Encourage Confidence 

Many leaders may experience a heightened sense of confidence and the ability to take pride in their achievements. You may foster these feelings in your child by encouraging them to recognize when they've accomplished a goal, creating a safe space to speak their mind, and doing your best to empathize with their struggles as they age.

Reduce Unrealistic Expectations 

Unrealistically high expectations may make a child feel unmotivated, unappreciated, and unseen. Although a child may be intelligent, unique, or capable, they are a child, and children also have mental health needs. Pressure to act a certain way, make certain decisions, earn specific grades, or succeed in an extracurricular activity can be stressful for many children. 

If the way you treat your child changes depending on their performance in a specific area, consider reducing your expectations and showing love, kindness, and support regardless of their actions. Studies show that children of parents with an authoritarian parenting style are more likely to experience behavioral challenges and stress. 

Be A Role Model 

Modeling leadership behaviors can encourage your child to act the same. Studies show that young children often mimic the behaviors and ways of speaking of their parents and that the words their parents say can heavily influence them. Considering this fact when interacting with your child can help you model positive behaviors as a leader mirrors the behavior they want to impart on others. You also may read a story or show a movie or film where strong leaders are present and discuss their traits with your child. 

Teach Your Child Social Skills 

Try to teach your child healthy social skills and how to empathize with others from a young age. Learning to resolve conflict, work with others, and communicate healthily may be the difference that sets your child apart from others when developing their personality. 

Anyone Can Become A Leader

Regardless of the childhood someone had, many people can become leaders, and the qualities of a leader can be gained throughout life.
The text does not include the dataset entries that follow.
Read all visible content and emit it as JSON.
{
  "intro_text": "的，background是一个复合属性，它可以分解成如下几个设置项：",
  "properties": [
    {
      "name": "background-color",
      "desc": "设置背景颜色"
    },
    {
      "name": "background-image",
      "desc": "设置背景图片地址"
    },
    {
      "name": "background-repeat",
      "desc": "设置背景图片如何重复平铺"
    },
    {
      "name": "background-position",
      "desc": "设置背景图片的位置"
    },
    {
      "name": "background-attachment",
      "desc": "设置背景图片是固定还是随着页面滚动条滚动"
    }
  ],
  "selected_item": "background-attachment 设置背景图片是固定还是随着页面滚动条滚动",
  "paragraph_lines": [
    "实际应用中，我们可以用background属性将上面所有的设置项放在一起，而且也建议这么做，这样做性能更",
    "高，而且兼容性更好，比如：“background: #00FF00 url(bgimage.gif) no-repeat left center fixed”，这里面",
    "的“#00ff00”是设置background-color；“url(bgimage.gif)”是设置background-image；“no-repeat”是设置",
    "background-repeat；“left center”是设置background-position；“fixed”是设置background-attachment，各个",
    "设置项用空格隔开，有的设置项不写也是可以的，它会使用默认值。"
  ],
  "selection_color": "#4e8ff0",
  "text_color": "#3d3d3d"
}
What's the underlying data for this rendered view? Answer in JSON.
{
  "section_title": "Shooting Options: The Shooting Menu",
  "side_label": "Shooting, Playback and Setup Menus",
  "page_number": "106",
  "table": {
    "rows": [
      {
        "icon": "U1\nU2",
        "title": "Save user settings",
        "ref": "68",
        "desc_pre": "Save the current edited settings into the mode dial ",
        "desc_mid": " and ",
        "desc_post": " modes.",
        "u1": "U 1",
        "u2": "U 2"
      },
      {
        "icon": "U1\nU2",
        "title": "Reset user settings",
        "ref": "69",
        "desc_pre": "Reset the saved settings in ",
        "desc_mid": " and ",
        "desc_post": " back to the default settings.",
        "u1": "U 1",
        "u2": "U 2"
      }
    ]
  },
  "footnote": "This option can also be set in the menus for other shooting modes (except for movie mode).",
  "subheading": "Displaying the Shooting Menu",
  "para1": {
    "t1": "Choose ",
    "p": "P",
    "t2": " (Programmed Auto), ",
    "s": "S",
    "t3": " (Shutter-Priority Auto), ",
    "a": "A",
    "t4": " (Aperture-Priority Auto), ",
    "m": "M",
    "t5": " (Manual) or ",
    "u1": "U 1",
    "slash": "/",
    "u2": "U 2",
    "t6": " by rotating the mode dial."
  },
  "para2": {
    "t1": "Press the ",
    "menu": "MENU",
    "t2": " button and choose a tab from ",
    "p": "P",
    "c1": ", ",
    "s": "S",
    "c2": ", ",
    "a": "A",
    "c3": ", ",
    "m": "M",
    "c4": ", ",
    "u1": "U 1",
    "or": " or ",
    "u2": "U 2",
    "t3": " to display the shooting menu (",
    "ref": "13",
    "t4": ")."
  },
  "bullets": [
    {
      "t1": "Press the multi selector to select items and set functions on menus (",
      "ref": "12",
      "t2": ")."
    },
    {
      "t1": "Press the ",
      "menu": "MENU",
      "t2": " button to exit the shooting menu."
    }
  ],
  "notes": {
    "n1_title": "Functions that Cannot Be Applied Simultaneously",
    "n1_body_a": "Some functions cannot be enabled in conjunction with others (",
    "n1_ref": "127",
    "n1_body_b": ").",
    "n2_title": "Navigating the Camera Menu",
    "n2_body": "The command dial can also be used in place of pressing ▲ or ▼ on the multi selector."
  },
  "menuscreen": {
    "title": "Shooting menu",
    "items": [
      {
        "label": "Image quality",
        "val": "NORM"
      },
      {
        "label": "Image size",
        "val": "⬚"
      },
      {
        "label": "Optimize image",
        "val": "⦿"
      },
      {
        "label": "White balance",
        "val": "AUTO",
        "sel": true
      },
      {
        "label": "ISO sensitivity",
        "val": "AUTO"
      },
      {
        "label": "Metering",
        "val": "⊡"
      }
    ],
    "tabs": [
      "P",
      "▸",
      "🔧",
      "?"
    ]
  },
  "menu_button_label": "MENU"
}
Many famous leaders and celebrities had challenging pasts and have experienced adverse events, and many people cite resiliency as a reason for their growth. Below are a few steps for becoming a leader as an adult: 

  • Reduce self-doubt
  • Focus on confidence 
  • Keep your promises
  • Follow through on commitments 
  • Ask for feedback, and take it into consideration
  • Offer support
  • Practice empathy 
  • Admit when you make an error 
  • Lead to help others and make a change 
  • Make decisions when asked
Getty/PeopleImages
Foster Strong Leadership Skills With Professional Guidance

Counseling Options 

Whether you want to become a better leader or ensure that your child is prepared to become a leader, obstacles may arise. Mental health challenges can make it seem difficult to obtain confidence, make decisions, or lead others. In addition, self-doubt, fear, and self-criticism can make focusing on leadership development a challenge.  

Working with a licensed mental health professional can be beneficial for improving leadership qualities. Whether you're diagnosed with a mental illness or want counseling as you make changes, therapy is an option available to you. You can also consider online therapy if you face barriers to receiving treatment in your area. 

Studies show that online therapy is as effective as in-person therapy for managing the symptoms of various mental health conditions. In addition, it is often more cost-effective, convenient, and flexible. If you're interested in trying internet-based therapy, you can sign up with a platform like BetterHelp and get matched with a therapist within 48 hours of your initial payment, with no waitlist. 

Takeaway

Leadership is a quality that individuals may be born with, learn over time, or develop as adults. If you want to learn more about becoming a leader, helping your child grow their confidence, or any other concerns, consider reaching out to a therapist for guidance.

Explore how childhood influences behavior

The information on this page is not intended to be a substitution for diagnosis, treatment, or informed professional advice. You should not take any action or avoid taking any action without consulting with a qualified mental health professional. For more information, please read our terms of use.
Get the support you need from one of our therapistsGet Started